The main criteria that you need, in order to multiply by a matrix on a quantum computer (in the sense of permuting the states, not in the sense of adjusting the amplitudes) is for the matrix to have an inverse. You can find this inverse by performing Guassian elimination. Performing the Guassian elimination spits out exactly the operations you will need to perform, in reverse.
Let's do the Guassian elimination of $M$:
r2 -= 2*r1
r3 -= 3*r1
r1 -= r2
r3 -= r2
r1 -= r3
We managed to reach the identity matrix.

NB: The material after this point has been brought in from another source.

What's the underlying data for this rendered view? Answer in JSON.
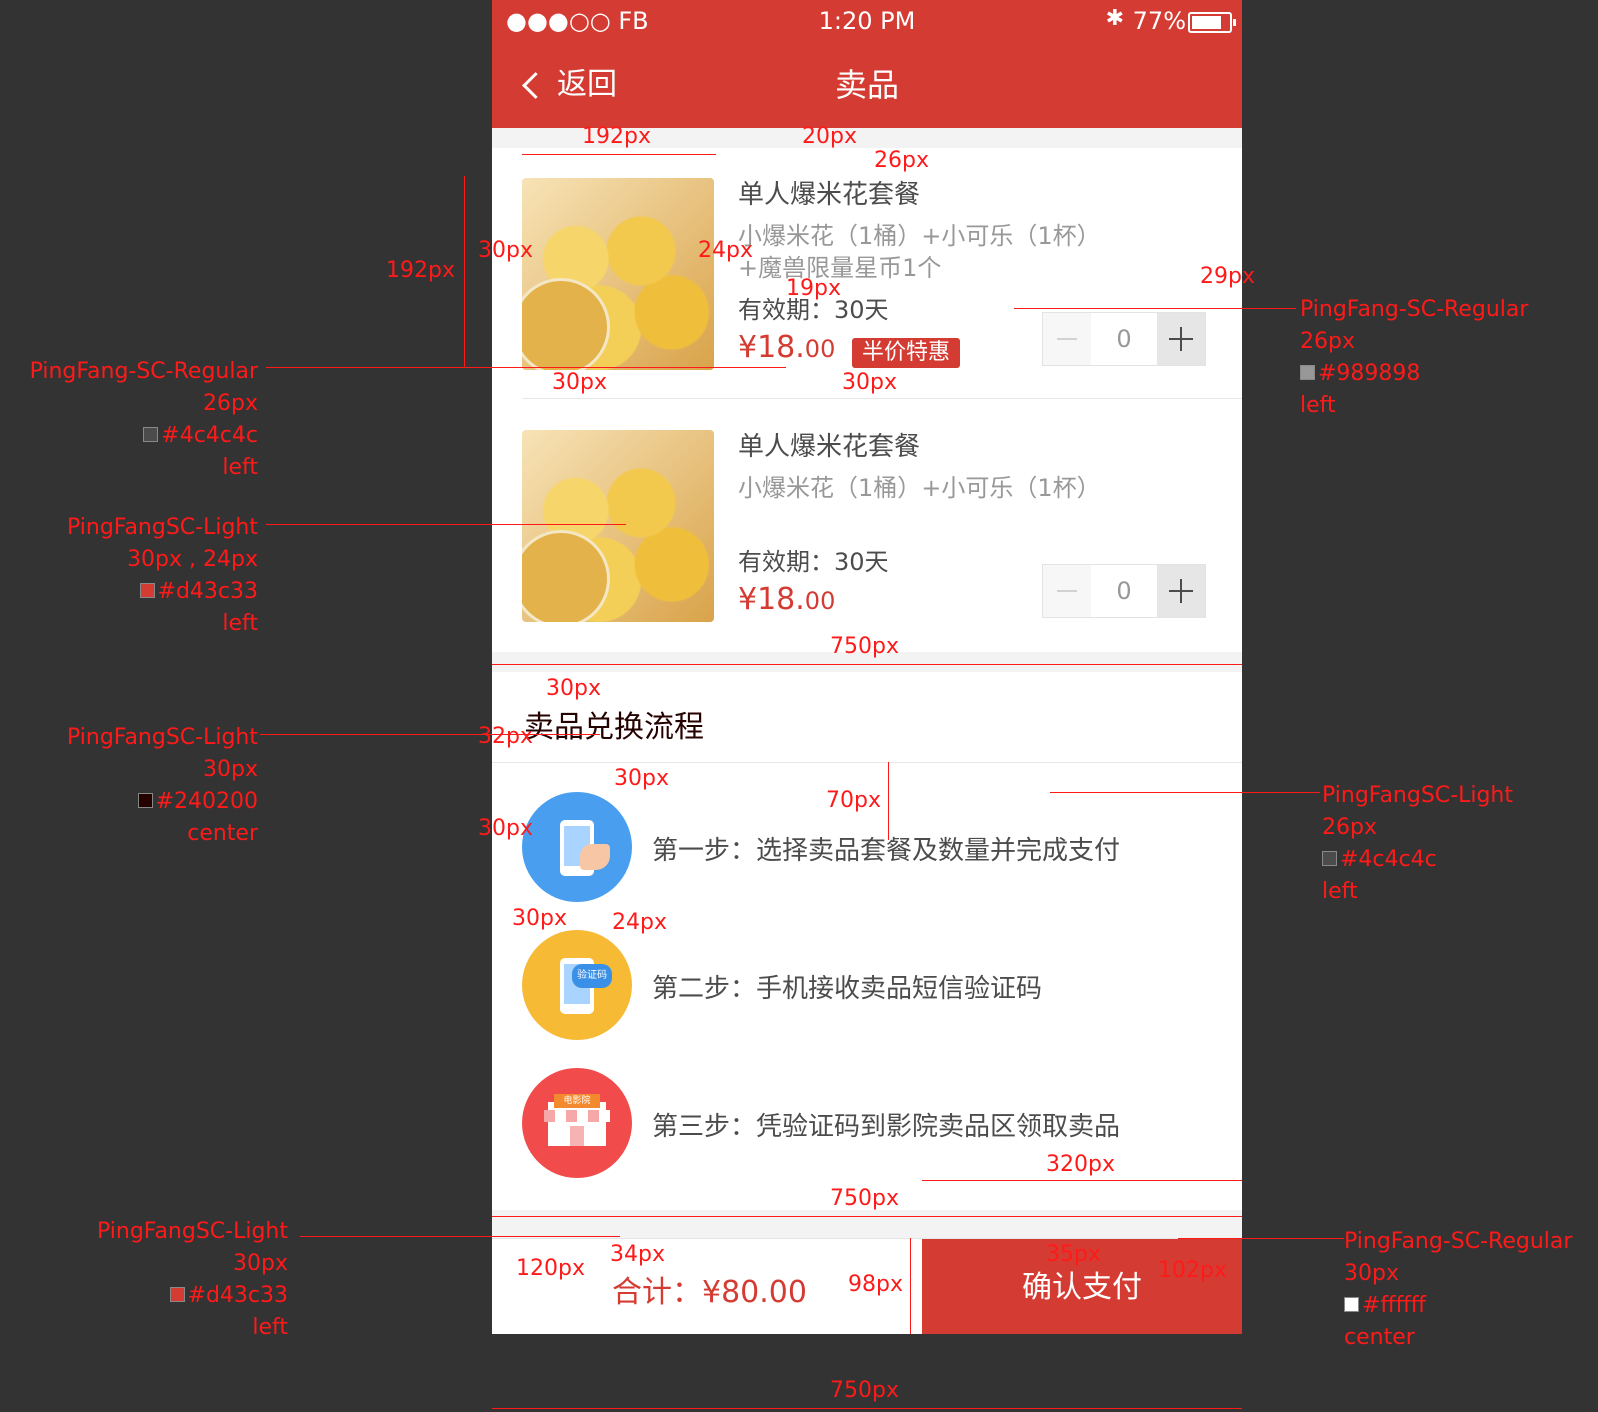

Note that we didn't need to compute any multiplicative inverses in order to make the rows cancel properly or to make elements along the diagonal equal to 1, which is good because it means we can multiply by this matrix modulo any $n$. That won't always be the case.
If you run these operations backwards (reverse order and += instead of -=), you will turn the identity matrix into $M$. Run them backwards against a vector, and you are multiplying by $M$.
For example, here is a circuit which multiplies by $M$, working modulo 8:
The first column is preparing an input state to test it, the second column is green state displays showing the prepared value is [1, 2, 3], the final column is green state displays showing the output (modulo 8) is [6, 6, 7]. All the stuff in between is the reversed Gaussian elimination operations.